Originally constructed in 1886, the Lovers Leap Bridge was made of barrel staves and wire, then replaced by a bridge on stilts.In 1902, the bridge was condemned for safety reasons, and another was constructed in its place in 1904.That bridge did not last long- 1920, the bridge collapsed with two people on board, neither of whom was injured.
It was refurbished in 1954, and has seen frequent improvements since then. The Swinging Bridge was originally called the Lovers Leap Bridge because of a legend that a heartbroken Indian maiden jumped to her death in the Ravine. Sacajawea was a Shoshone woman who married a French-Canadian fur trapper and, with her husband, served as guide and interpreter for the 1804 Lewis and Clark expedition that explored much of what is now the northwestern United States, acquired in the Louisiana Purchase. It came & was pretty much one large piece of felt someone folded over, cut a neck out of & sewed up the sides. The belt is tied separately so you can adjust your waist. Become the early heroine with this Women's Sacajawea Indian Maiden Costume. I'm about a size 9 & it fits me snugly, so I'd recommend going up a size if you're unsure.
Killing the Indian Maiden examines the fascinating and often disturbing portrayal of Native American women in film.
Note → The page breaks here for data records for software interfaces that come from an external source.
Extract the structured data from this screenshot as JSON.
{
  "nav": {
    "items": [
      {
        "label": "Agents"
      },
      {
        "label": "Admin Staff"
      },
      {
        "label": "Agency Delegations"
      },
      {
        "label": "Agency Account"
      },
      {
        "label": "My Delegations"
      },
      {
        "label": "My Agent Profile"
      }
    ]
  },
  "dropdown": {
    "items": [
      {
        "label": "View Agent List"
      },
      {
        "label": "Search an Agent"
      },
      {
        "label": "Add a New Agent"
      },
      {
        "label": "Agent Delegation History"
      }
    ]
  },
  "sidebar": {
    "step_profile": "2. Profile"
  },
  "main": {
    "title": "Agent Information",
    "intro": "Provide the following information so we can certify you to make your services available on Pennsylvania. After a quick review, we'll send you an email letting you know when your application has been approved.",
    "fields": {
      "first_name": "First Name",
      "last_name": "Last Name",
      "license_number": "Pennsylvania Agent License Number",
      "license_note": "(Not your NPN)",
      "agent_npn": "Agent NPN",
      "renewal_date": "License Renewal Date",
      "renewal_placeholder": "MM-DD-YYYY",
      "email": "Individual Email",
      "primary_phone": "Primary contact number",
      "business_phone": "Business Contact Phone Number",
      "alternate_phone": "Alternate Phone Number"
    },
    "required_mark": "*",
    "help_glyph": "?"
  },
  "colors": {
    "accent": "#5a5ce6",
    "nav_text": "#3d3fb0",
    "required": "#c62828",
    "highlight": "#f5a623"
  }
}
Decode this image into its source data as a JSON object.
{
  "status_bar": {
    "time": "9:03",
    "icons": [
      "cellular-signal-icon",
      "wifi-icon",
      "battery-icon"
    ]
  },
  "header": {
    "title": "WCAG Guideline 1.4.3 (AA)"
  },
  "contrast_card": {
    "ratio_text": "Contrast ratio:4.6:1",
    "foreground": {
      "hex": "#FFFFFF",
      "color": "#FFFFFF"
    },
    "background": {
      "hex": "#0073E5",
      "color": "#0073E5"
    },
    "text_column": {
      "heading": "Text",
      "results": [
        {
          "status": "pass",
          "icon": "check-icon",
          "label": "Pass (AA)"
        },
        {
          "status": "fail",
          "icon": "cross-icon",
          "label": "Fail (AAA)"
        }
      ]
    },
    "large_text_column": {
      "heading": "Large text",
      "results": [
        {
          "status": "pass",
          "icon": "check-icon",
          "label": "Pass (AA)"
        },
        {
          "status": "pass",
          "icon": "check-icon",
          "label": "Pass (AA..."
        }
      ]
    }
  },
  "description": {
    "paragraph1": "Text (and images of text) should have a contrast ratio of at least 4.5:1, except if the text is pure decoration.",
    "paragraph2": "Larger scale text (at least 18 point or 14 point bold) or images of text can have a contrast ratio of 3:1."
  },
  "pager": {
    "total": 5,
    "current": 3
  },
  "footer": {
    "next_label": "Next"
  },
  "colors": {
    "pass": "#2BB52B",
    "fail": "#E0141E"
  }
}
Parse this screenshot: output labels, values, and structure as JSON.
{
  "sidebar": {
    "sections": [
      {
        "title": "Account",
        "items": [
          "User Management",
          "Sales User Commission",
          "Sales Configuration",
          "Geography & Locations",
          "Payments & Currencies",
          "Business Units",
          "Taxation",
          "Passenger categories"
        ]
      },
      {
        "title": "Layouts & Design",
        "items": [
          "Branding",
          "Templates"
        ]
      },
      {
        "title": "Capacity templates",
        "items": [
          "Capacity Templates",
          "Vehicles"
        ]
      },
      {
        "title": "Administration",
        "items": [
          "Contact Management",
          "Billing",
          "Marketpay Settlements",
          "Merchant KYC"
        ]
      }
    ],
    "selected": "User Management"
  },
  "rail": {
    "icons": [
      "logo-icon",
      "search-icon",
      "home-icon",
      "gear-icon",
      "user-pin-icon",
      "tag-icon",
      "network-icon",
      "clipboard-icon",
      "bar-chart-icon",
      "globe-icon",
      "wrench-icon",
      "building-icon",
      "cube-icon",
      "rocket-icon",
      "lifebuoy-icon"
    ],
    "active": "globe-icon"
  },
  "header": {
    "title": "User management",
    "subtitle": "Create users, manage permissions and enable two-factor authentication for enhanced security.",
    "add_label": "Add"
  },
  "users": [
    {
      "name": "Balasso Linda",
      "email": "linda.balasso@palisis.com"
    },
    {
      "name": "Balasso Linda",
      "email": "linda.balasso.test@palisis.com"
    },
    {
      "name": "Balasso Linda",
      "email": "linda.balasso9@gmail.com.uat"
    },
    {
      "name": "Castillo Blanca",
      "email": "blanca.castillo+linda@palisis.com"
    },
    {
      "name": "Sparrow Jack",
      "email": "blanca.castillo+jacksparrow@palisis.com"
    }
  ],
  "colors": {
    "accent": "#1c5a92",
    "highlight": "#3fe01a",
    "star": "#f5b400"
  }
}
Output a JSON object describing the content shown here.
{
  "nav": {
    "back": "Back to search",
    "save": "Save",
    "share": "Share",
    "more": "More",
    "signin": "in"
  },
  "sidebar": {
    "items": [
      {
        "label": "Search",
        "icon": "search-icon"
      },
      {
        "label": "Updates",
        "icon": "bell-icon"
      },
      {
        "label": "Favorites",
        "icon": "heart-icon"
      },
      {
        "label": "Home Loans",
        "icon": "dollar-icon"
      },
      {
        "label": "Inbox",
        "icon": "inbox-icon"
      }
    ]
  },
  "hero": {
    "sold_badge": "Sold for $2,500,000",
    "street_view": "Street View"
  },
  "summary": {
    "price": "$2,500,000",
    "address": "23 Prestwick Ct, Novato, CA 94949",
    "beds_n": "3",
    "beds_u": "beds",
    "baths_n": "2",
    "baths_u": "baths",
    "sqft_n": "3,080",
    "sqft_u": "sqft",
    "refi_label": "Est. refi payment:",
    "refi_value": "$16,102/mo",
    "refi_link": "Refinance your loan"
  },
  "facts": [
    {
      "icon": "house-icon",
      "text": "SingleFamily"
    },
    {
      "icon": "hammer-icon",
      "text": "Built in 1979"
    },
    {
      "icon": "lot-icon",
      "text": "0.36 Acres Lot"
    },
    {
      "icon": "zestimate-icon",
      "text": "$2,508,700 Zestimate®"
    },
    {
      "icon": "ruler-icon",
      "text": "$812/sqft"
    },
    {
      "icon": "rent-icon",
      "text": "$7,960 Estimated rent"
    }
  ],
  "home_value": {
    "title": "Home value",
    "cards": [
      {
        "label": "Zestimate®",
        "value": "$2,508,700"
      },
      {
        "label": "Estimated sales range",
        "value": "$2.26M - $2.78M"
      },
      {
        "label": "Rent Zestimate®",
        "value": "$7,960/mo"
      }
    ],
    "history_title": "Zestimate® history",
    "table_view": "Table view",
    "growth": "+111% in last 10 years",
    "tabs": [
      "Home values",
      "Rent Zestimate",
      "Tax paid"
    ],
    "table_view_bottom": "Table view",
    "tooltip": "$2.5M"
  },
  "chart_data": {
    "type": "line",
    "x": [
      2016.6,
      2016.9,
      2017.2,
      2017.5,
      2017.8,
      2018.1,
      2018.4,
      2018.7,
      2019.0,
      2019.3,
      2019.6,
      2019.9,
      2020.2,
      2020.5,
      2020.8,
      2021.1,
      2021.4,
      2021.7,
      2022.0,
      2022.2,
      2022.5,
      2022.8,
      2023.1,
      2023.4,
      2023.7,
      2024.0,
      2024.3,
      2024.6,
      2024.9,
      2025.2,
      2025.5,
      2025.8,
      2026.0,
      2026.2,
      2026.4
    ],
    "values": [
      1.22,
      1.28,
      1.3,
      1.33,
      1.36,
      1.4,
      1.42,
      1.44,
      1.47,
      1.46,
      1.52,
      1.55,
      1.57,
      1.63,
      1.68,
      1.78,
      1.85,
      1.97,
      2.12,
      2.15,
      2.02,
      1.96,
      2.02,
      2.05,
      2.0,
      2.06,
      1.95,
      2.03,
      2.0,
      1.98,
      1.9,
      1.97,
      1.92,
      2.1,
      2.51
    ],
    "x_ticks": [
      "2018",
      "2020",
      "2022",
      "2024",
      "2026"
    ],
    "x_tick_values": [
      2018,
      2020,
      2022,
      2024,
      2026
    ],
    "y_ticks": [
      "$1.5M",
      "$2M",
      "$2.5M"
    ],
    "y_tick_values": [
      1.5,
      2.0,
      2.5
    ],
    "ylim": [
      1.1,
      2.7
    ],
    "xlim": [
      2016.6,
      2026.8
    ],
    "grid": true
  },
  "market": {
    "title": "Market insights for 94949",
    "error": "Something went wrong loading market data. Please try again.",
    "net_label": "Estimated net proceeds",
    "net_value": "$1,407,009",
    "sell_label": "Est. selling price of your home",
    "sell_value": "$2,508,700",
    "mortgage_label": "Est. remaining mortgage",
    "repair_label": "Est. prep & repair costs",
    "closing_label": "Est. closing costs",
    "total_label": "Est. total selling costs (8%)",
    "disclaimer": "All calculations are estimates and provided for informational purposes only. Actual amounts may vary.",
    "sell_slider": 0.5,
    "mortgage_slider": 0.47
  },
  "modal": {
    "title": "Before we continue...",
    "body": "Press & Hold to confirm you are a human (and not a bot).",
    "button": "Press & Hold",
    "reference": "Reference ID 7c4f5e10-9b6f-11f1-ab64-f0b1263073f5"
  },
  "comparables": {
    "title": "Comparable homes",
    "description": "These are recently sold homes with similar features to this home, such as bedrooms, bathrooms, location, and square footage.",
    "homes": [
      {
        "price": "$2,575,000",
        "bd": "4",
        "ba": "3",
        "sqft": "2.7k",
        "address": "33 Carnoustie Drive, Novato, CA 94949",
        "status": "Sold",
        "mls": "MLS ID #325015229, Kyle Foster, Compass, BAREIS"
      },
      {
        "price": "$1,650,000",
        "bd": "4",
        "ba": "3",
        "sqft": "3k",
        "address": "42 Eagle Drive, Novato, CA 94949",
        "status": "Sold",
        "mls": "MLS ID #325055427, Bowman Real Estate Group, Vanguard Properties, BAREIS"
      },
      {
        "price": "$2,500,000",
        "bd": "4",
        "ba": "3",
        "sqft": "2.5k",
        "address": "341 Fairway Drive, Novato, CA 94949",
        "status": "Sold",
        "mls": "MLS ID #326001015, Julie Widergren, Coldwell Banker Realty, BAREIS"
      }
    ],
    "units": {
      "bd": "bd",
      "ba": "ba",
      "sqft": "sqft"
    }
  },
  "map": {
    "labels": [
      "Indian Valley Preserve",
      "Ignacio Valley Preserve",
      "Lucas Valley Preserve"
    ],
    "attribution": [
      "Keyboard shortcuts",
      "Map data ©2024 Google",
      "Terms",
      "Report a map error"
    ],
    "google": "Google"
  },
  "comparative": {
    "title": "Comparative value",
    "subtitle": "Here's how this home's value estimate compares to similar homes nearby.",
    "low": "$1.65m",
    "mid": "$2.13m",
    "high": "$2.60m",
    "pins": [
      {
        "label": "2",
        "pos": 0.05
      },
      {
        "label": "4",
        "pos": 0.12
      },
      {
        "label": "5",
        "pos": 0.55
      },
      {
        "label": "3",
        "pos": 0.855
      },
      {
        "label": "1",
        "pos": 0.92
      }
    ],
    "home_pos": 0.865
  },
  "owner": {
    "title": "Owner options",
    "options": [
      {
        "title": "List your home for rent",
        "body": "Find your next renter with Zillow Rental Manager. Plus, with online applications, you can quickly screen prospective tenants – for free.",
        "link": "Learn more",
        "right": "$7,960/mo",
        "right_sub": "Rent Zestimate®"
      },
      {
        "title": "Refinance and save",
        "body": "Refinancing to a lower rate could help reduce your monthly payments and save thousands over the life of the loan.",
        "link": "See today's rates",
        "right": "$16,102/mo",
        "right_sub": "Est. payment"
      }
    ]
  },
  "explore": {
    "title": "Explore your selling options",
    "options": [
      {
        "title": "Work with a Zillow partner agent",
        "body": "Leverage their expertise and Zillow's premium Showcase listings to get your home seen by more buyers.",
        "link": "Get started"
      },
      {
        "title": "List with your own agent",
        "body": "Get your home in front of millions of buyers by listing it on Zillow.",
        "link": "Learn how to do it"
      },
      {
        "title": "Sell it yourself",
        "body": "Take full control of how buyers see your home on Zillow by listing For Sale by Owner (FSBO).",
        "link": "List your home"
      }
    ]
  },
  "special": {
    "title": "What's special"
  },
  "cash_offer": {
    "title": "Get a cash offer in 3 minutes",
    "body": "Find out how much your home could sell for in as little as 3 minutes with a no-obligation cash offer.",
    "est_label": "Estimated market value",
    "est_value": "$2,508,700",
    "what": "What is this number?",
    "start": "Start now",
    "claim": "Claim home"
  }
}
Through discussion of thirty-four Hollywood films from the silent period to the present, M.
Elise Marubbio examines the sacrificial role of what she terms the "Celluloid Maiden" -- a young Native woman who allies herself with a white male hero and dies as a result of that choice.
Marubbio intertwines theories of colonization, gender, race, and film studies to ground her study in sociohistorical context all in an attempt to define what it means to be an American.
As Marubbio charts the consistent depiction of the Celluloid Maiden, she uncovers two primary characterizations -- the Celluloid Princess and the Sexualized Maiden.
The archetype for the exotic Celluloid Princess appears in silent films such as Cecil B.